[Website and app data records]
::::

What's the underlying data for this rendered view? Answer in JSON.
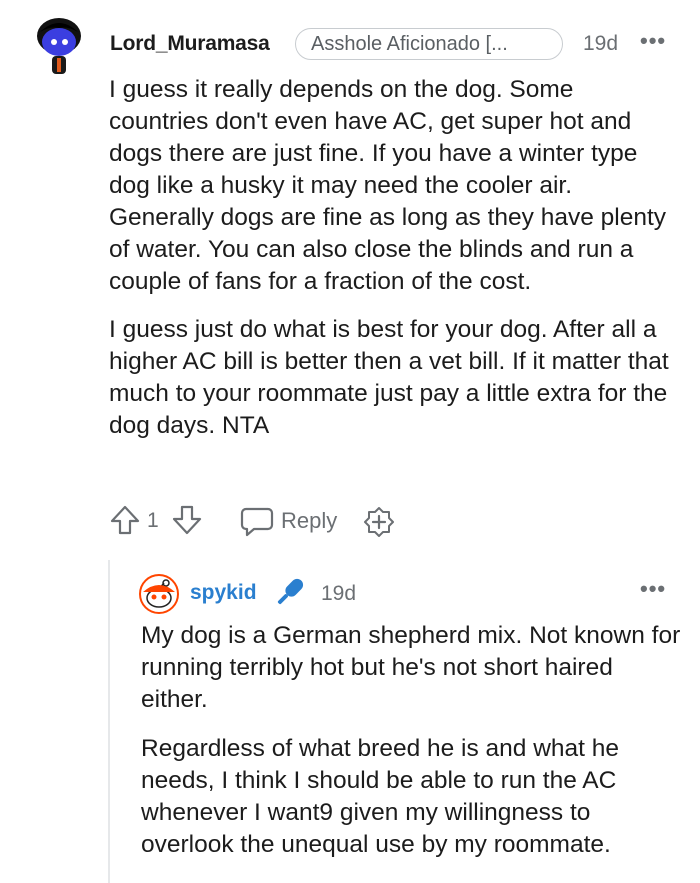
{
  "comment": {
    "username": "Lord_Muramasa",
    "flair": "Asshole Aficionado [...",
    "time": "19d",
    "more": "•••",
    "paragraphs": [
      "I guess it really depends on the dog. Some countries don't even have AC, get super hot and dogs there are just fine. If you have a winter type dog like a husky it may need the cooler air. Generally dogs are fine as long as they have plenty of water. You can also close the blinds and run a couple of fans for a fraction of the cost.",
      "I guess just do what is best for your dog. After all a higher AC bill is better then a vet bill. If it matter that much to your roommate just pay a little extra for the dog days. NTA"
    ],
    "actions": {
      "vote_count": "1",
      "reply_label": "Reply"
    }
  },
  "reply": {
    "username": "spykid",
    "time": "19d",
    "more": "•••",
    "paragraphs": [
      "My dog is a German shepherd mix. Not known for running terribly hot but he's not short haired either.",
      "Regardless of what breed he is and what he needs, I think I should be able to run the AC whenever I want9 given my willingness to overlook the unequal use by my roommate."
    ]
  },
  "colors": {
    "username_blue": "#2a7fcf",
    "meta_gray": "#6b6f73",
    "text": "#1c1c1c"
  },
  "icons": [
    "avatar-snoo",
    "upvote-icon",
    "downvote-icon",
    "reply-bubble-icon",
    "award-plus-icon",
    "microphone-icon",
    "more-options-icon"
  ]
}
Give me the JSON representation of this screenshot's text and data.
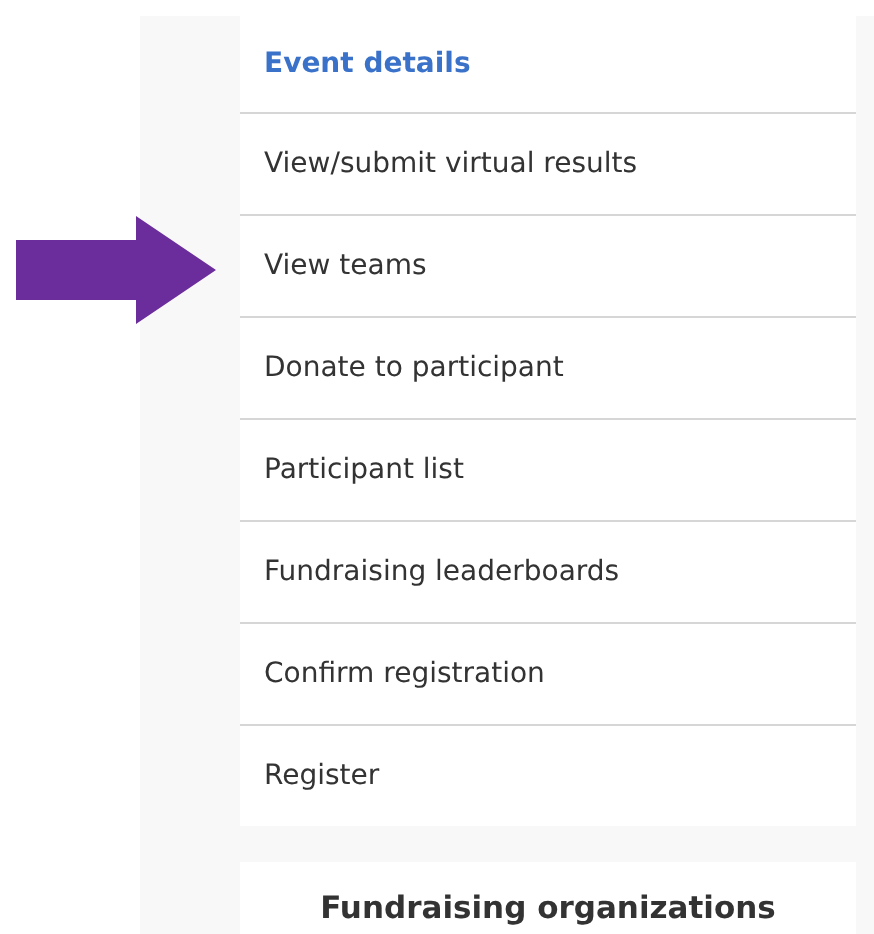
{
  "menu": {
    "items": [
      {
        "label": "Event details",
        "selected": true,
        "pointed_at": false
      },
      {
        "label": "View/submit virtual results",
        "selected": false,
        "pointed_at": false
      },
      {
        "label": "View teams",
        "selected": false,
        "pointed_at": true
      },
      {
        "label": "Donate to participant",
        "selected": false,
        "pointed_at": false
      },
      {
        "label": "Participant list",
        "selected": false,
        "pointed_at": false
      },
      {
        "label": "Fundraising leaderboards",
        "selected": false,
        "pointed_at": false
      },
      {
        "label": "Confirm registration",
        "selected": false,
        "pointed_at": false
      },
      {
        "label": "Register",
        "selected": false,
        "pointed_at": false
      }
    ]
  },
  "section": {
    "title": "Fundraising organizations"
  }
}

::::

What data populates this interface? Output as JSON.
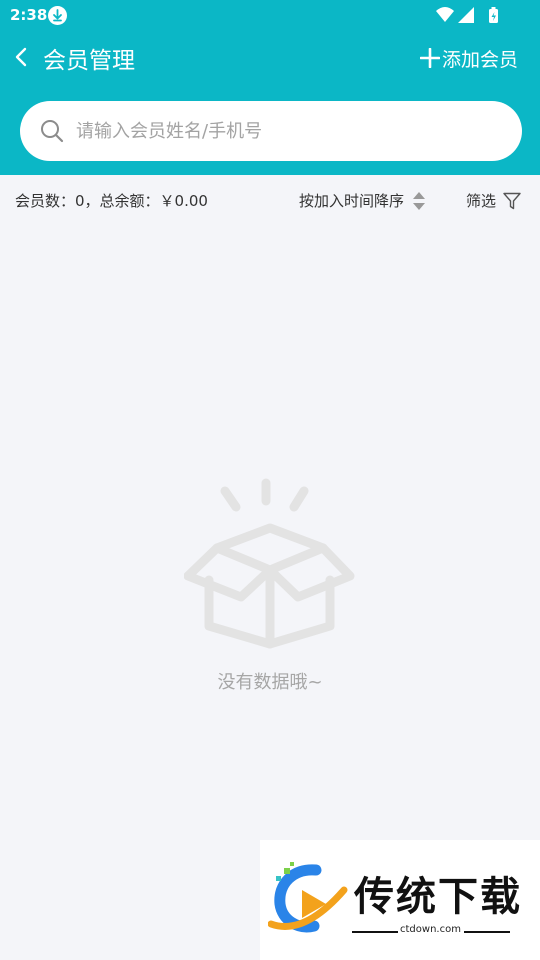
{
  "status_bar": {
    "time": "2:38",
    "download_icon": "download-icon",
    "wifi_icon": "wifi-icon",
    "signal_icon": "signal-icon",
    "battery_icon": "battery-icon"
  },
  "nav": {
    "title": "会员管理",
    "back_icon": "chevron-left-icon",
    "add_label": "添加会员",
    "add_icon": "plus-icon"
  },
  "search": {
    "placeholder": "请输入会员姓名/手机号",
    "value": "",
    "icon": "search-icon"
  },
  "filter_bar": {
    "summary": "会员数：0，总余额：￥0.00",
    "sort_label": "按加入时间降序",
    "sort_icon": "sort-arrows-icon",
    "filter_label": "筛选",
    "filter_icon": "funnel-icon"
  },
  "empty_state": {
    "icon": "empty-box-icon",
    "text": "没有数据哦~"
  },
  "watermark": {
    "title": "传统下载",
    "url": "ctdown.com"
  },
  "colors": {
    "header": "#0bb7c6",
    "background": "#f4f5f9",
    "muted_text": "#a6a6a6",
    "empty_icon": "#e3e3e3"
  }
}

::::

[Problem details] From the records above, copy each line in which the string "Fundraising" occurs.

[Response box]
        "label": "Fundraising leaderboards",
    "title": "Fundraising organizations"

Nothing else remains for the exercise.